- ABOUT THIS TASK
In the records below, the lines from the one with "Give me the" through the last are to be printed exactly, and nothing else.
--- DATA RECORDS Enclosed Below ---
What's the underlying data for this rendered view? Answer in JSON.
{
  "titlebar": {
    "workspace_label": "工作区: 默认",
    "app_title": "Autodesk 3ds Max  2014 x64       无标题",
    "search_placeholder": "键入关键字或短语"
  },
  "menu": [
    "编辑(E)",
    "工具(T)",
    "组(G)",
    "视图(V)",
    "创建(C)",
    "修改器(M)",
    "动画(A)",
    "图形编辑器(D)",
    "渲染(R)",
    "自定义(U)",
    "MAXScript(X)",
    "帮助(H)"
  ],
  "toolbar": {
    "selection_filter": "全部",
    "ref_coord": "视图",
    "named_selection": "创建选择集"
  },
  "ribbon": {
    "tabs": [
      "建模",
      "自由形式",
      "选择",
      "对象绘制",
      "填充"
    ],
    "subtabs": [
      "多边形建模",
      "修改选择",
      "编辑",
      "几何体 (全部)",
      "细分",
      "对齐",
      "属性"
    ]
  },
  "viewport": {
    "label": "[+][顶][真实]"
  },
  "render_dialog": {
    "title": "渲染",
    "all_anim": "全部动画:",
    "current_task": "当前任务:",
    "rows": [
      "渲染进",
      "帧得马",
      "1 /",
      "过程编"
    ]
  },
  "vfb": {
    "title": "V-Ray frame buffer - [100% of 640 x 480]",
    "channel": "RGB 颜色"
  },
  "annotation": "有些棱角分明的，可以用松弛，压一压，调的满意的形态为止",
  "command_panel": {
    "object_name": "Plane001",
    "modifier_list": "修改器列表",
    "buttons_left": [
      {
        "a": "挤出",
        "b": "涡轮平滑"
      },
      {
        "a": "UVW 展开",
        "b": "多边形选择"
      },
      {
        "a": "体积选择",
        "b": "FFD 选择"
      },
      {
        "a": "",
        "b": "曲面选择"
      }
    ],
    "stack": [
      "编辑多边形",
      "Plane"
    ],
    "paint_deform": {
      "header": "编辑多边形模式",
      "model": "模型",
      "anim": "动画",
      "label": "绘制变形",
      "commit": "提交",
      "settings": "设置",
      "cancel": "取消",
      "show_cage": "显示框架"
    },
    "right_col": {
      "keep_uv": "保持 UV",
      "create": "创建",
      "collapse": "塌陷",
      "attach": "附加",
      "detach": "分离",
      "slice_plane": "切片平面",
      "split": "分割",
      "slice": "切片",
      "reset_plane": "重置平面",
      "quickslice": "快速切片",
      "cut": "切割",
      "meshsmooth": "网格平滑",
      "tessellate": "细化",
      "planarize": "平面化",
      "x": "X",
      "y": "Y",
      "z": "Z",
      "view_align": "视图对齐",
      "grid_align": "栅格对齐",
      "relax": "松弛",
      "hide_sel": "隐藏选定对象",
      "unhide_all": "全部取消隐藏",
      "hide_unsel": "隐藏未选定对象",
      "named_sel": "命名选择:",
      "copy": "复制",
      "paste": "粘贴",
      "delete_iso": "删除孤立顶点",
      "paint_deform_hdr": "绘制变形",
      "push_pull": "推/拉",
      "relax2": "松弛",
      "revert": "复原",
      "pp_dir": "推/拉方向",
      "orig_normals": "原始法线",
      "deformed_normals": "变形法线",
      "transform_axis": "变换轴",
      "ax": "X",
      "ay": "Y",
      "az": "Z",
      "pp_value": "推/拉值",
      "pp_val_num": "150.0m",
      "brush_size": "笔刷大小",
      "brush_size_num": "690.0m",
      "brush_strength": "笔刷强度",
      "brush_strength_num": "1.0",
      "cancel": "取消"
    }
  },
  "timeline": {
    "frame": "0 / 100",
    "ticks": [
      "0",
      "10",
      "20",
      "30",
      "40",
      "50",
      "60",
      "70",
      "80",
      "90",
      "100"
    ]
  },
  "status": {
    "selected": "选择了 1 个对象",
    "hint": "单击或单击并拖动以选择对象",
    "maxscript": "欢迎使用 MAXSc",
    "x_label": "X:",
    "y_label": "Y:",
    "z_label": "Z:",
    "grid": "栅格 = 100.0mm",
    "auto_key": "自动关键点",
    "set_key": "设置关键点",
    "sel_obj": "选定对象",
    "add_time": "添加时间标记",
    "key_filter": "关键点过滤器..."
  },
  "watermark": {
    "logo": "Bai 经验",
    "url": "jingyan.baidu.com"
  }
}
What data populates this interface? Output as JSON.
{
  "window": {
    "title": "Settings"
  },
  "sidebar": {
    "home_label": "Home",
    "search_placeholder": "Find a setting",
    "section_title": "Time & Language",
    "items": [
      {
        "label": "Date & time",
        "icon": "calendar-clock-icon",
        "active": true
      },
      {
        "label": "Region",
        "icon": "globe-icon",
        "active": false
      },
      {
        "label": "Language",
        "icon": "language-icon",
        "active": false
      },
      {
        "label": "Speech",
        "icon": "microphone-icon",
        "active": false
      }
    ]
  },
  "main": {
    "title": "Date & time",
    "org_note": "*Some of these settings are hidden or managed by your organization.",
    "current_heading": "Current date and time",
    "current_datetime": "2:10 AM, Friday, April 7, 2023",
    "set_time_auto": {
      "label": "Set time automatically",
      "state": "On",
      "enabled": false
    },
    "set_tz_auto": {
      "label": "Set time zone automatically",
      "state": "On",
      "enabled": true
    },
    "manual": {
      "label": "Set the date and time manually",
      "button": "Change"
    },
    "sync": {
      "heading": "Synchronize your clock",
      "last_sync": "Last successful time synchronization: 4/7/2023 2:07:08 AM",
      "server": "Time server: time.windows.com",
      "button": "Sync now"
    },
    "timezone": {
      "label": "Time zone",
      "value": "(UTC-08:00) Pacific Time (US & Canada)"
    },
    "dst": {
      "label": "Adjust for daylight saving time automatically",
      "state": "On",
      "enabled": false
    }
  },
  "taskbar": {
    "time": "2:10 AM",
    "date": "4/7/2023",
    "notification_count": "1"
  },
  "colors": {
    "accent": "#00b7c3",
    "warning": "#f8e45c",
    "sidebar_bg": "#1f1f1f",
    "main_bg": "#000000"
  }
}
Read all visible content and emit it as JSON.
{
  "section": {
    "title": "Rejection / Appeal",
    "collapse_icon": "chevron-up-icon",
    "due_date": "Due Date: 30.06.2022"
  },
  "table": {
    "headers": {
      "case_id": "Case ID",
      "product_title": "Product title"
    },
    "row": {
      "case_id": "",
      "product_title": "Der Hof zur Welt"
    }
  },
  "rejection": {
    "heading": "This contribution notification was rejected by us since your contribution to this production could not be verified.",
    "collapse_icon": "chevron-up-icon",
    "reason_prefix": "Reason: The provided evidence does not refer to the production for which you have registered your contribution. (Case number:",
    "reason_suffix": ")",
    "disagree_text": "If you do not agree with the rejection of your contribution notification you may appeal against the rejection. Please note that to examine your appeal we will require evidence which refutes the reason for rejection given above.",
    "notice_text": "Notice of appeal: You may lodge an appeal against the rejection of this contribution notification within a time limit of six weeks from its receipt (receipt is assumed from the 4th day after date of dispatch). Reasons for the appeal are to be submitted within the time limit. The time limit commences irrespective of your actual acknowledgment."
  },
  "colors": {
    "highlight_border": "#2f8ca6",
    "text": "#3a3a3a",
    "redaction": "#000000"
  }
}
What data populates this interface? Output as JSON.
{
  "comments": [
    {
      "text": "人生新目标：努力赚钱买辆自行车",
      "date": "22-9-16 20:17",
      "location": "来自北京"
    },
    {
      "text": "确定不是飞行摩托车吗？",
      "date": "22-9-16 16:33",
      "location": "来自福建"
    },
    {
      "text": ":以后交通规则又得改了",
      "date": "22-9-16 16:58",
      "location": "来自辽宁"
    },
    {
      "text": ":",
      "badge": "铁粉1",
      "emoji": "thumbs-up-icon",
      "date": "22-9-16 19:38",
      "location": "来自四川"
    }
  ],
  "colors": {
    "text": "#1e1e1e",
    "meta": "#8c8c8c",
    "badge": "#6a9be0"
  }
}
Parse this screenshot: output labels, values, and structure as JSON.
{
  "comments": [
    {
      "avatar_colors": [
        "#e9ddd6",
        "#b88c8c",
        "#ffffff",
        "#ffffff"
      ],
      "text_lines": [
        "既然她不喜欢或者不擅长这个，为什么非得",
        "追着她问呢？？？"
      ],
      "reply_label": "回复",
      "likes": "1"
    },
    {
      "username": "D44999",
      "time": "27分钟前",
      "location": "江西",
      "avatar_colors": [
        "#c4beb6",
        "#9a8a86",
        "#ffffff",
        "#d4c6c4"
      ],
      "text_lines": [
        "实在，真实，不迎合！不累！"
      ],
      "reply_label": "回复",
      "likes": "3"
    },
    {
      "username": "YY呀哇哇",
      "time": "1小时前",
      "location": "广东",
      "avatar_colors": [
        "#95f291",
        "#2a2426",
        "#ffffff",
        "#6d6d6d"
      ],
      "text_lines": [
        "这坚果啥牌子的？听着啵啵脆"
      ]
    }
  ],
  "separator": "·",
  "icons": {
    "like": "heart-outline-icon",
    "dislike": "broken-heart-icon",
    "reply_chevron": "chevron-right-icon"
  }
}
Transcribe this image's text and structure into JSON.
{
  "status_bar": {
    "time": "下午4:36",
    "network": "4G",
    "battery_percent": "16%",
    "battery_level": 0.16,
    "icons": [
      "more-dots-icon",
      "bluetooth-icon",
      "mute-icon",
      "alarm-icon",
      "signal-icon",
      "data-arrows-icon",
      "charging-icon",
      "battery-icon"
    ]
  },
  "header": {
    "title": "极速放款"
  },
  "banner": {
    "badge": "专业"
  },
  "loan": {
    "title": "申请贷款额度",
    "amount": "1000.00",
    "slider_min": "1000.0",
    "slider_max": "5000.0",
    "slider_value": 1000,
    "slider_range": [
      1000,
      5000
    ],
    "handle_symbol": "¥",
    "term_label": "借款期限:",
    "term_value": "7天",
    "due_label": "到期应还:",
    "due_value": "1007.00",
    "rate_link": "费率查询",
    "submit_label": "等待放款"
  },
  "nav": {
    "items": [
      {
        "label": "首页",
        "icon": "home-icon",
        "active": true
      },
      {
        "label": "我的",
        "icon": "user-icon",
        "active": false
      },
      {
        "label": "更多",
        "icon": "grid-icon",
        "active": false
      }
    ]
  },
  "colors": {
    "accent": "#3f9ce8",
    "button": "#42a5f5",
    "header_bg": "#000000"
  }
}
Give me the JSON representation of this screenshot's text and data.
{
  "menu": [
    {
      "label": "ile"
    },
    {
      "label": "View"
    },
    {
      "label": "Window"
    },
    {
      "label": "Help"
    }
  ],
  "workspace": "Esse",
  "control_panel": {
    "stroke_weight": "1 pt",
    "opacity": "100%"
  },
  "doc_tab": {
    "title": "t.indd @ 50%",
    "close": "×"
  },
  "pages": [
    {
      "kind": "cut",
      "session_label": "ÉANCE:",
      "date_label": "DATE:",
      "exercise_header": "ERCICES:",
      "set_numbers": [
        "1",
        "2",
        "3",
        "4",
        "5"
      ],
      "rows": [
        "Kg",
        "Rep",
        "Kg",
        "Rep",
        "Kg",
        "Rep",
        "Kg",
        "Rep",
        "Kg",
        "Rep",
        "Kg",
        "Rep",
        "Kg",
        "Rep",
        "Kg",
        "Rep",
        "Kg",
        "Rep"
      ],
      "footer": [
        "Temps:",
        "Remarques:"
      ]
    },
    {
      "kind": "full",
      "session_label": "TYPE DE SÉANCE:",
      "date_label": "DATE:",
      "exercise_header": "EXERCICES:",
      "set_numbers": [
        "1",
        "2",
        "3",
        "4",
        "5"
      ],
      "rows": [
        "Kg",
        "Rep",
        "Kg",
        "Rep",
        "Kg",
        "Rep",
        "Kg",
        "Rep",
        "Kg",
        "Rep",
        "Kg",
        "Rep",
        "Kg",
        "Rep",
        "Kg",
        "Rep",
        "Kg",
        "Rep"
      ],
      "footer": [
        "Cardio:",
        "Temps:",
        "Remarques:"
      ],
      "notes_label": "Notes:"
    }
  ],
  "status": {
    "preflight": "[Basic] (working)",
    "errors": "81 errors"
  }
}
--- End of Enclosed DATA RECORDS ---
- PROBLEM SOLUTION
Give me the JSON representation of this screenshot's text and data.
{
  "menu": [
    {
      "label": "ile"
    },
    {
      "label": "View"
    },
    {
      "label": "Window"
    },
    {
      "label": "Help"
    }
  ],
  "workspace": "Esse",
  "control_panel": {
    "stroke_weight": "1 pt",
    "opacity": "100%"
  },
  "doc_tab": {
    "title": "t.indd @ 50%",
    "close": "×"
  },
  "pages": [
    {
      "kind": "cut",
      "session_label": "ÉANCE:",
      "date_label": "DATE:",
      "exercise_header": "ERCICES:",
      "set_numbers": [
        "1",
        "2",
        "3",
        "4",
        "5"
      ],
      "rows": [
        "Kg",
        "Rep",
        "Kg",
        "Rep",
        "Kg",
        "Rep",
        "Kg",
        "Rep",
        "Kg",
        "Rep",
        "Kg",
        "Rep",
        "Kg",
        "Rep",
        "Kg",
        "Rep",
        "Kg",
        "Rep"
      ],
      "footer": [
        "Temps:",
        "Remarques:"
      ]
    },
    {
      "kind": "full",
      "session_label": "TYPE DE SÉANCE:",
      "date_label": "DATE:",
      "exercise_header": "EXERCICES:",
      "set_numbers": [
        "1",
        "2",
        "3",
        "4",
        "5"
      ],
      "rows": [
        "Kg",
        "Rep",
        "Kg",
        "Rep",
        "Kg",
        "Rep",
        "Kg",
        "Rep",
        "Kg",
        "Rep",
        "Kg",
        "Rep",
        "Kg",
        "Rep",
        "Kg",
        "Rep",
        "Kg",
        "Rep"
      ],
      "footer": [
        "Cardio:",
        "Temps:",
        "Remarques:"
      ],
      "notes_label": "Notes:"
    }
  ],
  "status": {
    "preflight": "[Basic] (working)",
    "errors": "81 errors"
  }
}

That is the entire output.